This is an interesting question, but it has more to do with English and its phonology than it does Japanese. I think those Japanese users on Yahoo who state they hear 「アナ」 in the English version of the movie pretty much hit it on the mark.
tl;dr: You don't nasalize the first vowel /æ/ when pronouncing that name in English, unlike some other languages, thus creating a difference between translations of that name from various languages, represented by that ン.

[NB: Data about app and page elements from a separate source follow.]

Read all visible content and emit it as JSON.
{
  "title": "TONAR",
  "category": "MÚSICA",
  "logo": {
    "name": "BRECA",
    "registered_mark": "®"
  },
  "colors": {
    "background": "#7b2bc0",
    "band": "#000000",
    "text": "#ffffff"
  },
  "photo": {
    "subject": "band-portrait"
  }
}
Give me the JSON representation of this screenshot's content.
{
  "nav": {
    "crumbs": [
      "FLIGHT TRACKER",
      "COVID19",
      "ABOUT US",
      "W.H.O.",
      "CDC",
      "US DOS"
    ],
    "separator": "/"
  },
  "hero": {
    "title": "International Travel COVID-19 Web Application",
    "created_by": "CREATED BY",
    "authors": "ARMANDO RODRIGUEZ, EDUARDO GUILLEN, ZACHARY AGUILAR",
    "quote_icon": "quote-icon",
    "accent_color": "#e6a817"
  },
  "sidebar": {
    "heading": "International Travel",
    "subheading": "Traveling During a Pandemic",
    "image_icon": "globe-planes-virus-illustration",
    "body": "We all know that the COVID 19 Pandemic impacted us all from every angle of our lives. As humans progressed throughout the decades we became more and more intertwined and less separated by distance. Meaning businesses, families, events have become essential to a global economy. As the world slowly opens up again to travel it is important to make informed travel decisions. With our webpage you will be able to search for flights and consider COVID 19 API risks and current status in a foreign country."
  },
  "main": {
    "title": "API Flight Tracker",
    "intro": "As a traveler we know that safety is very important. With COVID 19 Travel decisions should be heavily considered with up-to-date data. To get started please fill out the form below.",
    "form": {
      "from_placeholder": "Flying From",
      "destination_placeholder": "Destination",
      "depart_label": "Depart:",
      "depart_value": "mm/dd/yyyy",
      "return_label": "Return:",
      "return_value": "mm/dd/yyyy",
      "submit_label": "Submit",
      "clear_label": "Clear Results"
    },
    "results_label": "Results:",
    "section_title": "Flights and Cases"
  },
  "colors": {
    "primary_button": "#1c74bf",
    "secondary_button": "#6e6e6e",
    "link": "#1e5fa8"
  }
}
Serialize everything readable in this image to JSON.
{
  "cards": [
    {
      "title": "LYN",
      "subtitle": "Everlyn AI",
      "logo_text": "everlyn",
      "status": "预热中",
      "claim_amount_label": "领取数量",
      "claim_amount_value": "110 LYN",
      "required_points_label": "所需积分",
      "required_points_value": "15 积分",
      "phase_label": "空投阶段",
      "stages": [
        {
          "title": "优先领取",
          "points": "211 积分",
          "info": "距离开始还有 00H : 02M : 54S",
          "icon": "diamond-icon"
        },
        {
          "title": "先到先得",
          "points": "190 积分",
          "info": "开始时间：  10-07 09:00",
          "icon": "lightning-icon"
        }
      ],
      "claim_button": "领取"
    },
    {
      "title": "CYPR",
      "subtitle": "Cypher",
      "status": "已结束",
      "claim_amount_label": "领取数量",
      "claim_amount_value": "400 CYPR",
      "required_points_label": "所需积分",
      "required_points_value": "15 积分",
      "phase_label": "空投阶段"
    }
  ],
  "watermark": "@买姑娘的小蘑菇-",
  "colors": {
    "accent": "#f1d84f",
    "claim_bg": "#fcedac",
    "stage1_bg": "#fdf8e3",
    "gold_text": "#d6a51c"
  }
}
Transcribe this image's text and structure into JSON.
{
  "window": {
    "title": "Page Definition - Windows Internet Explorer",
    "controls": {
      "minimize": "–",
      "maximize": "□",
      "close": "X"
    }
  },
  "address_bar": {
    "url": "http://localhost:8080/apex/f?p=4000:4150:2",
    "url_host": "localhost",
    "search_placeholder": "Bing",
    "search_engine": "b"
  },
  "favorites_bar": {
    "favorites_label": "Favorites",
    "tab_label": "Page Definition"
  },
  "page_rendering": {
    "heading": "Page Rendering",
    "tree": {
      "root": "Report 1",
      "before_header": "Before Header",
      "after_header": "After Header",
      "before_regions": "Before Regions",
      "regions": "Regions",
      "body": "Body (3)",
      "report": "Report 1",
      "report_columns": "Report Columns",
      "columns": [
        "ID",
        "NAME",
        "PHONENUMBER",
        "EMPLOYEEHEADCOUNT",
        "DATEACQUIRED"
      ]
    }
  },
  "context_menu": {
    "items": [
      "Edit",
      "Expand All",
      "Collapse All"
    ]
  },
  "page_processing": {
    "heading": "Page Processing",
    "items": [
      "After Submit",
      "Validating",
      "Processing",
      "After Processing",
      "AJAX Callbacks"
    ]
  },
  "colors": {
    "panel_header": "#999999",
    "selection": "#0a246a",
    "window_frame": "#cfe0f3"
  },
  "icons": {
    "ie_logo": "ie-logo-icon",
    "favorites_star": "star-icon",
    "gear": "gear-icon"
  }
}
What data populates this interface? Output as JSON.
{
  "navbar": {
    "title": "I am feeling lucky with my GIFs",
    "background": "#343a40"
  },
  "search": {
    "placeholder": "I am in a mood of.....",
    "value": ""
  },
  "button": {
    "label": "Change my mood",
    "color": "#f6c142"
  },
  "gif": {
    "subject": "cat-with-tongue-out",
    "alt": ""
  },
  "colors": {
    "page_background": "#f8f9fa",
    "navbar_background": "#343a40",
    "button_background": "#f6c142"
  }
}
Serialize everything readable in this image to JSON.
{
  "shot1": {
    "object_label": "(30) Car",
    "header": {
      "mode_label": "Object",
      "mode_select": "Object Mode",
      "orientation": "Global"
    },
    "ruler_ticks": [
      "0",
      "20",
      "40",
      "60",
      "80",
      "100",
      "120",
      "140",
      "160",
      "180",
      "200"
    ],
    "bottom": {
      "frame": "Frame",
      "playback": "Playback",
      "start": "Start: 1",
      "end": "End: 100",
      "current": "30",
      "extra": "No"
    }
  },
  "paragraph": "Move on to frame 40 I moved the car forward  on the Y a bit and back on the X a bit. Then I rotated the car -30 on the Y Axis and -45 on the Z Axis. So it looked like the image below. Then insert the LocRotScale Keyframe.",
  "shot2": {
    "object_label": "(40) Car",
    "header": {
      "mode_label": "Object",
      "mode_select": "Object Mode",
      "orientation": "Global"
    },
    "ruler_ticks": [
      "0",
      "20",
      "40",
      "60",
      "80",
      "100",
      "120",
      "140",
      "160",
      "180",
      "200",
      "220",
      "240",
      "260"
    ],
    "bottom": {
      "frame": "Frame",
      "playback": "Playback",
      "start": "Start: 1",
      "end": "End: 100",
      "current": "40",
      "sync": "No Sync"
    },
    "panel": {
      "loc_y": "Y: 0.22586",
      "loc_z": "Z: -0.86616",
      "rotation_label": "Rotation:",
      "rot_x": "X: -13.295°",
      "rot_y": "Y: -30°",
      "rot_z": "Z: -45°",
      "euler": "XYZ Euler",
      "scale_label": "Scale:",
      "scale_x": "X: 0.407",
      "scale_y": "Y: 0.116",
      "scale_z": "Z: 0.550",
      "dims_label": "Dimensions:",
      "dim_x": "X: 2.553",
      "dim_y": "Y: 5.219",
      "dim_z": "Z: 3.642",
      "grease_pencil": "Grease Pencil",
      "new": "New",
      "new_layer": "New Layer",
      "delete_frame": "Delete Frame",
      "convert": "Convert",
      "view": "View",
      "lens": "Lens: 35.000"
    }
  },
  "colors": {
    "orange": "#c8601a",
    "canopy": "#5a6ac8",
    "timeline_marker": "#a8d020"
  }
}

English is not a nasal language, as is often said about the language when compared to other similarly widely spoken languages like French or Portuguese. Yes, it's true English doesn't have fully nasalized vowels as French, Portuguese, and some other languages do. But there's a twist: partial nasalization of vowels does occur in English. Let me give you a few examples to illustrate this point which I think any fluent speaker of English will get.
When you say this word, you simply go from the consonant /m/ to the vowel /i/ and there is nothing to follow /i/ which brings up the rear. There is no nasality involved after /m/. When executing the vowel all air goes through the mouth.
When you say this word, you go from /m/ to /i/, and then conclude with the nasal /n/. The magic happens before you go into nasal mode. Most English speakers, when they get ready for the nasal consonant, partially nasalize the preceding vowel, which in this case is /i/. The nasal flap in the back of your mouth, situated around the soft palate, diverts the air and channels part of it to the nasal passage. Try and pronounce it a few times and you will get the idea.
When you pronounce this word, the partial nasalization process that happens with "mean" doesn't happen here, because of this other phenomenon in English: partial nasalization doesn't occur in the same word if the only sound between them is a nasal consonant. So with "meaning" you don't nasalize the /i/. In fact it is an often heard mistake from English learners to nasalize vowels in words like this.
Again nasalization is possible here because between /eɪ/ and /ɪ/ there are two consonants now /nt/ and there is a break after the nasal /n/. And thus partial nasalization can occur with the diphthong /eɪ/.
* Note: I borrowed Macmillan English Dictionary's phonetic symbols which might deviate ever so slightly from the standard IPA but that's really not important here.
Back to Anna. The pronunciation of the name Anna /ˈænə/ follows the same rules (I say rules but these things are descriptive, namely they describe how natural speech is). That tells us you don't nasalize the first vowel and you shouldn't add an extra ン when you transcribe it in Japanese, which is exactly what the translators did here. It is a clear-cut /æ/ + /nə/. And that's why to a lot of Japanese ears it sounds like アナ, as it should.
In comparison, the name Anna (Анна) is pronounced differently in Russian with distinct nasalization. Listen to this. That's why the Japanese title of Leo Tolstoy's «Анна Каренина» is アンナ・カレーニナ.